──────── Dataset content ────────

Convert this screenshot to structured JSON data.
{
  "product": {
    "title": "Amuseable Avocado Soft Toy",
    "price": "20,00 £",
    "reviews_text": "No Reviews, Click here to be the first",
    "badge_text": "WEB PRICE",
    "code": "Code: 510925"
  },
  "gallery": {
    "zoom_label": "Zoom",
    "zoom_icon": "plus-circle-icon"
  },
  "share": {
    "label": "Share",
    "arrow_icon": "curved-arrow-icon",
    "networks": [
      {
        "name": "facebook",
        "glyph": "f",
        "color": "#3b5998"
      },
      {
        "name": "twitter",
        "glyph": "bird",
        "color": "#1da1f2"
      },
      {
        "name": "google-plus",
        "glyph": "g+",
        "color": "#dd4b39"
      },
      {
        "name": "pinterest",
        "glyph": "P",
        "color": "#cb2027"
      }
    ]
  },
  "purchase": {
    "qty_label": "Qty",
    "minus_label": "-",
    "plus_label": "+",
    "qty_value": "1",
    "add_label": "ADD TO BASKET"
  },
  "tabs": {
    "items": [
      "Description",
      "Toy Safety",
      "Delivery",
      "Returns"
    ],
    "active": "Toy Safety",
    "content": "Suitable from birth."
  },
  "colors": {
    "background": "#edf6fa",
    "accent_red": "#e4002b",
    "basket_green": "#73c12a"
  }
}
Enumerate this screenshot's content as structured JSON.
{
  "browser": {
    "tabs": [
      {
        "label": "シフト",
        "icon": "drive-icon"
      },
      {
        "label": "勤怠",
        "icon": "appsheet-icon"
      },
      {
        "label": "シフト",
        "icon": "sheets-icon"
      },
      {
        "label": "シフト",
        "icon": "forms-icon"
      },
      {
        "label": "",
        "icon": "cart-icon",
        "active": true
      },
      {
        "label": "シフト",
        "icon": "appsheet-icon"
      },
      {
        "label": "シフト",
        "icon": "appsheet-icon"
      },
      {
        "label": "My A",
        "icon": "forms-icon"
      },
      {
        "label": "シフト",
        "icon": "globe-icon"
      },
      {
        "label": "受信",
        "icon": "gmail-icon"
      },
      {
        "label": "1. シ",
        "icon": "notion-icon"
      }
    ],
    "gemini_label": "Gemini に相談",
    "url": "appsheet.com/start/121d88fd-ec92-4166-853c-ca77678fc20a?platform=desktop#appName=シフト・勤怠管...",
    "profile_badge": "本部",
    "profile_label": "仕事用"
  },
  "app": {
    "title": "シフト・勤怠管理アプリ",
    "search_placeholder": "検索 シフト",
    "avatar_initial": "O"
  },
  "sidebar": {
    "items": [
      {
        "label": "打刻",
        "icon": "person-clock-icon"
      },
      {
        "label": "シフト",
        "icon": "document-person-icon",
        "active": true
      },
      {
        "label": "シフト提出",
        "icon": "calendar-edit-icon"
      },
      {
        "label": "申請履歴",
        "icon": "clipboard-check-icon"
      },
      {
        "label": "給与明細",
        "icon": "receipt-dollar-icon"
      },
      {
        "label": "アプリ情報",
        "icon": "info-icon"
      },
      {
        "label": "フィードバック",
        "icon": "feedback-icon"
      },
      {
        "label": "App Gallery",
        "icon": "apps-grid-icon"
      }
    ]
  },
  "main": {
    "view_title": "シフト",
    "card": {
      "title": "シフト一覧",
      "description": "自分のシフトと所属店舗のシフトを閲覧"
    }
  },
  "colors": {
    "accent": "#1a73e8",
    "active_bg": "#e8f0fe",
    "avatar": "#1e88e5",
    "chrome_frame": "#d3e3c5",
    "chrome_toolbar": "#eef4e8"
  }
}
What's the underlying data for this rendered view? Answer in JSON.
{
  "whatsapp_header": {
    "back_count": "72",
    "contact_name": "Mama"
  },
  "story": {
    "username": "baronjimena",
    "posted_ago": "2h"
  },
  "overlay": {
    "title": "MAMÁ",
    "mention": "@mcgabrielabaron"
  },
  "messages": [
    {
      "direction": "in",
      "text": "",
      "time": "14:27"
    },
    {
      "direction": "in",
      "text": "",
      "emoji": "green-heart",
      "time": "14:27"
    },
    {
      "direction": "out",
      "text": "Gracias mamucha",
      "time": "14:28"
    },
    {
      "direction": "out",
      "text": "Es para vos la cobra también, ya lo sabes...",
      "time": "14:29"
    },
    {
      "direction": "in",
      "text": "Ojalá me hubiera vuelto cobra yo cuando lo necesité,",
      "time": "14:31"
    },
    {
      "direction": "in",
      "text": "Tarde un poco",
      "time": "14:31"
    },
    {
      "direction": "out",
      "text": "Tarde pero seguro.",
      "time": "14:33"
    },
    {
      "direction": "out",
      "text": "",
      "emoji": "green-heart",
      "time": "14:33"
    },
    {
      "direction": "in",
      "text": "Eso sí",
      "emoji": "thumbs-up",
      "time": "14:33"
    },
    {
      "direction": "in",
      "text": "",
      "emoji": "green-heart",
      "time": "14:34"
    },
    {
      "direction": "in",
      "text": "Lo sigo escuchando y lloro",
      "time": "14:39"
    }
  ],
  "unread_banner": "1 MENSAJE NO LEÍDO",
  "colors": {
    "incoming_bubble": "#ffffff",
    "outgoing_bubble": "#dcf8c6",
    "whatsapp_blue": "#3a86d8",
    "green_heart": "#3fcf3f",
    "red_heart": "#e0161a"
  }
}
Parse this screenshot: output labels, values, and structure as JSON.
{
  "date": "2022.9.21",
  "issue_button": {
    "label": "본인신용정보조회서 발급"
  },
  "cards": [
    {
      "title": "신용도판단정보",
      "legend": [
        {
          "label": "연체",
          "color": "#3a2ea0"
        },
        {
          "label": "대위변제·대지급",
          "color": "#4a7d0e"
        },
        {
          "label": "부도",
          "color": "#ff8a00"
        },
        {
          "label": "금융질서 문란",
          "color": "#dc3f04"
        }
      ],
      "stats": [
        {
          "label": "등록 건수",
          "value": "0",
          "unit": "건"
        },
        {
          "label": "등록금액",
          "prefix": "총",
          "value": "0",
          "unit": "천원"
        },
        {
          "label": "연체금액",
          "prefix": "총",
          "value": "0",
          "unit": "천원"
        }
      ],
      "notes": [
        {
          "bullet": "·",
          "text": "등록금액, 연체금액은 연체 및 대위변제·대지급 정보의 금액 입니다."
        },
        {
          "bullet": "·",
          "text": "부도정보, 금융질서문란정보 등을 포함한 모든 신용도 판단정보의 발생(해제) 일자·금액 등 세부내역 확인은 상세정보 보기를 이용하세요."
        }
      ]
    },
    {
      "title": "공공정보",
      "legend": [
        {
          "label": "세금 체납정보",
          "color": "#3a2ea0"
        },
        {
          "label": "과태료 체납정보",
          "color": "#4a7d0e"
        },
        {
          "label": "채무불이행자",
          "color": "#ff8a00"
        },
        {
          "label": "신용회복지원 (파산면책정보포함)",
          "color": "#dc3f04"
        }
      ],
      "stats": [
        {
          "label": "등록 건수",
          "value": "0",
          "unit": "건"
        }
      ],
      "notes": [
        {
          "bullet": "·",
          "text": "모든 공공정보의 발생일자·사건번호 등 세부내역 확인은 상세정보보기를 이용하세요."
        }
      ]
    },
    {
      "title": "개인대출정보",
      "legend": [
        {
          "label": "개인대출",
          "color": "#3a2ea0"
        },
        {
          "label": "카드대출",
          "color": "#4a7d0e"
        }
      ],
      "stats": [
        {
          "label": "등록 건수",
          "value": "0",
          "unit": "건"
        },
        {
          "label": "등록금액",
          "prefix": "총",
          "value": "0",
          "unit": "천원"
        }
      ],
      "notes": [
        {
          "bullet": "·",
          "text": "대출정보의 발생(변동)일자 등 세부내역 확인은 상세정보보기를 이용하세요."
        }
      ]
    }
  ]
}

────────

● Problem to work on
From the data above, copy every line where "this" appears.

● Exercise response
Convert this screenshot to structured JSON data.
Enumerate this screenshot's content as structured JSON.
What's the underlying data for this rendered view? Answer in JSON.
Parse this screenshot: output labels, values, and structure as JSON.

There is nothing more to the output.